“This survey revealed a powerful finding: Across demographic groups, homeownership remains a precondition of the American Dream.”
Contrary to what many believe, Millennials are not the ‘renter’ generation. Millennials purchased a larger percentage (34%) of homes in the U.S. than any other age group in 2017 and the most recent Census Bureau report shows that the homeownership rate among Millennials is finally on the rise. Many Millennials took advantage of post housing crash prices and the First-Time Homebuyers’ Tax Credit and jumped into homeownership in 2010. If you are one of these buyers, now may be the time to sell for many reasons. Here are a few:
1. Equity Build-UpHome prices have been on the rise since the beginning of 2012 and your house may have appreciated by more than you think. ATTOM Data Solutions, in their Q2 2017 U.S. Home Sales Report revealed that:
“…homeowners who sold in the second quarter realized an average price gain of $51,000 since purchase — the highest average price gain for home sellers since Q2 2007, when it was $57,000. The average home seller price gain of $51,000 in Q2 2017 represented an average return of 26 percent on the previous purchase price of the home, the highest average home seller return since Q3 2007, when it was 27 percent.”
2. Projected Home Price IncreasesIf you just got married or just found out you are about to become a parent, you may have plans to move up a bigger home or perhaps move to a different area. Waiting to buy a more expensive home in this market probably doesn’t make sense. The experts contacted for the Home Price Expectation Survey are projecting home prices to increase by nearly 5% over the next year. Yes, your house’s price will increase but not as much as a home currently valued higher than yours.
3. Projected Interest Rate IncreasesThe Mortgage Bankers’ Association, Freddie Mac, Fannie Mae and the National Association of Realtors are each projecting mortgage rates to increase over the next year.
Higher PRICES + Higher INTEREST RATES = LARGER MORTGAGE PAYMENTS.
Bottom LineIf you are lucky enough to be one of those Millennials who purchased a house in 2010 (or even later), now might be the perfect time to move up to the home of your dreams!
If you’ve entered the real estate market, as a buyer or a seller, you’ve inevitably heard the real estate mantra, “location, location, location” in reference to how identical homes can increase or decrease in value due to where they’re located. Well, a new survey shows that when it comes to choosing a local real estate professional, the millennial generation’s mantra is, “local, local, local.” CentSai, a financial wellness online community, recently surveyed over 2,000 millennials (ages 18-34) and found that 75% of respondents would use a local real estate agent over an online agent, and 71% would choose a local lender. Survey respondents cited many reasons for their choice to go local, “including personal touch & handholding, longstanding relationships, local knowledge, and amount of hassle.” Doria Lavagnino, Cofounder & President of CentSai had this to say:

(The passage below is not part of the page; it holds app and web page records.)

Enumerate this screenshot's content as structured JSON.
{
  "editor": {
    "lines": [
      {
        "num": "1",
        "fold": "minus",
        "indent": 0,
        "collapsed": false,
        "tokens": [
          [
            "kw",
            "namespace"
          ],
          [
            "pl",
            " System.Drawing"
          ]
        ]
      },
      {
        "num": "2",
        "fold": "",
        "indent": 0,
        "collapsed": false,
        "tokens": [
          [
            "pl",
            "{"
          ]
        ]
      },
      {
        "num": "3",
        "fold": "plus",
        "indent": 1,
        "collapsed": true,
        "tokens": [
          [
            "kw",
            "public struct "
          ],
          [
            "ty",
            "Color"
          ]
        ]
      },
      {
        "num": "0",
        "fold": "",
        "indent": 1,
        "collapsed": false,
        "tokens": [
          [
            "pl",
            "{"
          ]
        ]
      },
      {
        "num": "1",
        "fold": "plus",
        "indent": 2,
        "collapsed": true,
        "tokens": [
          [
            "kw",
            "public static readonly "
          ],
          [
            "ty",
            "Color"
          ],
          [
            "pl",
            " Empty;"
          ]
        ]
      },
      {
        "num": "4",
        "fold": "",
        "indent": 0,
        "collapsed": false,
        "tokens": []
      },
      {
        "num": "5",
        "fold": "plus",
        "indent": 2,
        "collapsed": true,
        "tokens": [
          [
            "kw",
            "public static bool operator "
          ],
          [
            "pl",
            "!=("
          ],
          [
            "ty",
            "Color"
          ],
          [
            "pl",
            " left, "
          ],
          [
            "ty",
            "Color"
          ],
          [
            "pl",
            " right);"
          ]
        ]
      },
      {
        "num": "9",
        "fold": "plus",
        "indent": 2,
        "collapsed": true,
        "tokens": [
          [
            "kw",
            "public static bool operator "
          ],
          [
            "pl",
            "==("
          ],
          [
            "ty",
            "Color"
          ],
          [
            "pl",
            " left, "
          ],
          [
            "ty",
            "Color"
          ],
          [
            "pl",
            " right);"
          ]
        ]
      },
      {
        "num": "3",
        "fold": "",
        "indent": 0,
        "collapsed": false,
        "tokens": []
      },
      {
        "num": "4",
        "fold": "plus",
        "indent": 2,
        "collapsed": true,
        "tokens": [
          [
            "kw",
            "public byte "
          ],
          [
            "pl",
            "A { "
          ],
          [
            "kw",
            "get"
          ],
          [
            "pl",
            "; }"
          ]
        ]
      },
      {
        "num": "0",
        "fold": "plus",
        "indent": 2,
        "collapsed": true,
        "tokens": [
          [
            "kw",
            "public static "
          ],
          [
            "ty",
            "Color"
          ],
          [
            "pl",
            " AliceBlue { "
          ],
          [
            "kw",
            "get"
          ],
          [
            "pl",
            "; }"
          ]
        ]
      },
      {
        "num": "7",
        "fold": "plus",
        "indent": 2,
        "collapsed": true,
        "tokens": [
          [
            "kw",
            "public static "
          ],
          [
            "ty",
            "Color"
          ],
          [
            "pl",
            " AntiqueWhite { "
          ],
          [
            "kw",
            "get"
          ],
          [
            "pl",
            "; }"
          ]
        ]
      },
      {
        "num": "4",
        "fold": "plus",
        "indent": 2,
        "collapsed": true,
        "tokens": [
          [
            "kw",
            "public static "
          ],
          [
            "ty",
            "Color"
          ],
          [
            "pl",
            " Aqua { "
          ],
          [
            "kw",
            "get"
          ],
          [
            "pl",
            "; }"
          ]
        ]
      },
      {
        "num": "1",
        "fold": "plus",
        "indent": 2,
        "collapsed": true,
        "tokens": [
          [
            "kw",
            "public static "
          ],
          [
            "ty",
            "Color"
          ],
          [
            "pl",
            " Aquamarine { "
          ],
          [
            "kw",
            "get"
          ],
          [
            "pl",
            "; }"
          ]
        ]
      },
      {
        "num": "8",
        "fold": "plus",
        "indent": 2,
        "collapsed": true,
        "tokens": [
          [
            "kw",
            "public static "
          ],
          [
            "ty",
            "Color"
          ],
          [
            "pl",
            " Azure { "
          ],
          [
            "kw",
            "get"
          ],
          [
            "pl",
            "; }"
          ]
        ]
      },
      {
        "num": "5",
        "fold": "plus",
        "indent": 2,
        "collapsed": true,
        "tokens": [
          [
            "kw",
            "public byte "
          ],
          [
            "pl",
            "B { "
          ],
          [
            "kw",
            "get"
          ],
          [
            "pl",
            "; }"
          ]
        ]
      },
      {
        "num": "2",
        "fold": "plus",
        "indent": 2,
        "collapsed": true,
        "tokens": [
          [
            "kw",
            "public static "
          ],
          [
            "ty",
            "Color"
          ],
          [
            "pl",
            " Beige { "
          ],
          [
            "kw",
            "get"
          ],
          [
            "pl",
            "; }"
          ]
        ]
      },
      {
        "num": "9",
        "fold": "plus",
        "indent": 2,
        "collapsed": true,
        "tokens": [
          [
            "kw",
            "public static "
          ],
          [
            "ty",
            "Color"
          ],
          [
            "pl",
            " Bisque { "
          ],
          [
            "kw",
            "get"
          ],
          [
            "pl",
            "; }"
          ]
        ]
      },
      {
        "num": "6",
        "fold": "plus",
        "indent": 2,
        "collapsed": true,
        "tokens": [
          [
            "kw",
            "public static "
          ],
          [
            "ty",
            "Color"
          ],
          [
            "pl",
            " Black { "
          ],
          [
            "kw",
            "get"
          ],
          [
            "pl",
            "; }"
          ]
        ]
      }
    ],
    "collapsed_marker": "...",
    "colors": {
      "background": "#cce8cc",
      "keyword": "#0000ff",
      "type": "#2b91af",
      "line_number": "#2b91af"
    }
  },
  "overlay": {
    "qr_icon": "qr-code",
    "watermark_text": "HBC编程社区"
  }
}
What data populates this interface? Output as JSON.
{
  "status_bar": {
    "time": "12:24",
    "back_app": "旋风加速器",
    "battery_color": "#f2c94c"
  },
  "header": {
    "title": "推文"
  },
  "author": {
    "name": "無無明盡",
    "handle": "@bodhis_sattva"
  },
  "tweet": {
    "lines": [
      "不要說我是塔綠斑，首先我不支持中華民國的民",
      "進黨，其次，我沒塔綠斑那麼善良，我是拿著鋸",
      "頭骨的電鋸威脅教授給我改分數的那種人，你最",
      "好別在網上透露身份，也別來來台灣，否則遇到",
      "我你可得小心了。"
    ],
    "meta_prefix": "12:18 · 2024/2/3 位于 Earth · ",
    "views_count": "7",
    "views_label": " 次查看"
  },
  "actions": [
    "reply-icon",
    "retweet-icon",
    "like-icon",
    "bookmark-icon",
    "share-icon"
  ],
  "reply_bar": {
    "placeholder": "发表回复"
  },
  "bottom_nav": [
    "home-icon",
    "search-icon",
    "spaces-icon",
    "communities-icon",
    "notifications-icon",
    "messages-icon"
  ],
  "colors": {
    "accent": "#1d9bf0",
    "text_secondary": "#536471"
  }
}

“We were surprised to learn that online providers are not yet as big a disruptor in this sector as we first thought, despite purported cost savings. We found that millennials place a high value on the personal touch and knowledge of a local agent. Buying a home for the first time is daunting, and working with a local agent—particularly an agent referred by a parent or friend—could provide peace of mind.”The findings of the CentSai survey are consistent with the Consumer Housing Trends Study, which found that millennials prefer a more hands-on approach to their real estate experience:
“While older generations rely on real estate agents for information and expertise, Millennials expect real estate agents to become trusted advisers and strategic partners.”When it comes to choosing an agent, millennials and other generations share their top priority: the sense that an agent is trustworthy and responsive to their needs. That said, technology still plays a huge role in the real estate process. According to the National Association of Realtors, 95% of home buyers look for prospective homes and neighborhoods online, and 91% also said they would use an online site or mobile app to research homes they might consider purchasing.